It has never happened. They don’t exist.
UPDATE: The declining Episcopal church is tightening the screws on conservative dissenters, who at one point in the antediluvian age were invited to “dialogue.” This stuff only goes one way. A reader writes:
You Orthodox are so ’Nineties when it comes to Dialogue.
The end result is the same:
There was a young lady of Niger
Who smiled as she rode on a tiger;
They returned from the ride
With the lady inside,
And the smile on the face of the tiger.
Reader REM writes:
Let me perhaps help to give a what I understand to be a traditional (I hesitate to say fundamentalist because it is such a loaded term, even though that is how it will be characterized by many) outline of an Orthodox take on the Faith. It might make RD’s take on dialogue more comprehensible to some.
1. All knowledge of God comes through God’s revelation of Himself to us. We do not figure it out; it is given to us. (As Fr. Thomas Hopko of blessed memory once said, no philosopher or theologian would have come up with the doctrine of the Trinity– a Cross for the human mind if there ever was one–on his own. All they do is reflect on the Mystery which has been divinely revealed.)
2. The Church is composed of those persons who embrace this revealed Truth AS Truth, and who attempt to incarnate that Truth in their own lives. As such, they voluntarily place themselves in obedience to that Truth.
3. None of those persons in the Church are perfect. They all fall short of the mark in one way or another. Therefore the Christian life is a constant struggle. When we fall, it is our obligation to get up again, repent, and set out upon the struggle again. The Church offers spiritual remedies for these maladies in its role as a spiritual hospital, in its pastoral work. As any good therapy, it is personalized for the particular person, but the goal is the same for all: spiritual health.

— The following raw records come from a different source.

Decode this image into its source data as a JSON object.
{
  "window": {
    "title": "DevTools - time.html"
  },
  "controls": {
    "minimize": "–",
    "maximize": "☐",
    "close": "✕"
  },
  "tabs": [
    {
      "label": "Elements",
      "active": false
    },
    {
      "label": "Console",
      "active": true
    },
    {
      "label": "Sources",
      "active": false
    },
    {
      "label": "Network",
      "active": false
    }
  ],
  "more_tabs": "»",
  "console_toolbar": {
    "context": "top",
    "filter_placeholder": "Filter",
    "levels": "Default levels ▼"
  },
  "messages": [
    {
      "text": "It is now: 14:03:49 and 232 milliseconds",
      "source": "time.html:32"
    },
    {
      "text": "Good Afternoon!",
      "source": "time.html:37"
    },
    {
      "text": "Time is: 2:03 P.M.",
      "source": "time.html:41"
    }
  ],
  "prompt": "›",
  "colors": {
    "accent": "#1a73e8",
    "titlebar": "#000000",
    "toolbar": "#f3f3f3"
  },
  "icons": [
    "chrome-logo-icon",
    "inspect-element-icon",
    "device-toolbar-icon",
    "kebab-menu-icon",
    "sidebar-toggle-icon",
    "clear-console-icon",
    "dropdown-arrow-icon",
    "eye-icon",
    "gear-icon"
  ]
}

4. If we find ourselves in disagreement with the teaching of the Faith our default position should be that I must be wrong and the Church must be right, and then try to clear up the (our) confusion and eventually accept once again the Faith as delivered.
5. If we insist that we are right and the Church is wrong on the disagreement, it is our duty to follow our conscience. In doing so we leave the Church, and we will be answerable to God for our action at the Judgment. He will be the final judge. But as it is an article of the Faith that the Church is the Pillar and Bulwark of Truth, we are far more likely to be wrong than the entire Church throughout history.

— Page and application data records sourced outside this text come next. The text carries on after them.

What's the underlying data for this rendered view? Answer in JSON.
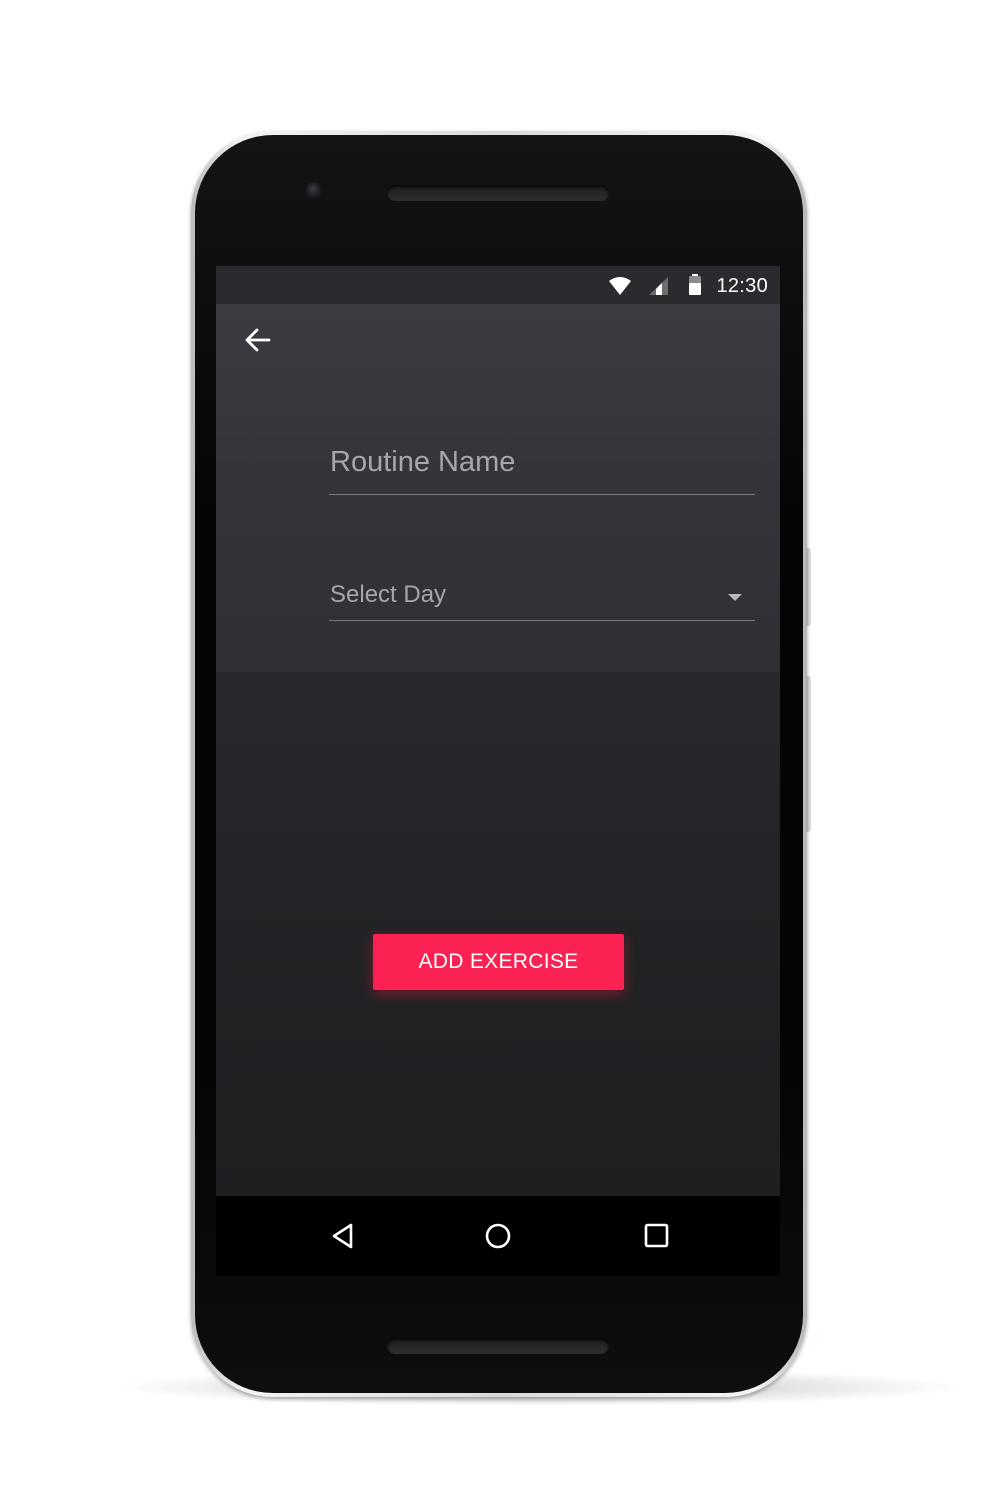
{
  "status_bar": {
    "time": "12:30",
    "wifi_icon": "wifi-icon",
    "signal_icon": "cell-signal-icon",
    "battery_icon": "battery-icon"
  },
  "header": {
    "back_icon": "arrow-left-icon",
    "routine_name": {
      "placeholder": "Routine Name",
      "value": ""
    },
    "day_select": {
      "selected": "Select Day",
      "caret_icon": "chevron-down-icon"
    }
  },
  "main": {
    "add_exercise_label": "ADD EXERCISE"
  },
  "nav_bar": {
    "back_icon": "nav-back-triangle-icon",
    "home_icon": "nav-home-circle-icon",
    "recents_icon": "nav-recents-square-icon"
  },
  "colors": {
    "accent": "#fb2152",
    "header_bg": "#36373c",
    "content_bg": "#232427",
    "status_bar_bg": "#2a2b2f",
    "field_text": "#a6a7aa"
  }
}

From all this, it should be clear that a dialogue where one side expects the Church to change its long-held beliefs on the basis of the latest fashion is out of the question for a believing Orthodox Christian. Since obedience to the Faith is incumbent upon all the Church’s members, seeking to change the faith is an act of rebellion which puts one outside the bounds of the Church.
We understand that the Truth of the Faith concerning articles of belief and basic morality is eternal and unchanging, because God is eternal and unchanging. How that Faith is transmitted to people at any particular time and place will vary with circumstances. How that Faith will be lived by each person will be personal as well. But it will inevitably be lived out as spiritual warfare with our own passions, lusts and sinful desires. If that struggle is to be successful, it must be carried out without quarter, without compromise with our fallenness. How the clergy and the faithful help each other in those personal struggles is pastoral and personal, and is often surprisingly tolerant as long as we each embrace our struggle and work out our salvation in fear and trembling. It is only when a person throws in the towel and instead insists that the Church accept those passions, lusts and desires as good and beneficial that there can be no “dialogue.”
Sorry for the long post, and I know many will not understand or agree. But do at least try to see what our framework of thought is, and why we think as we do.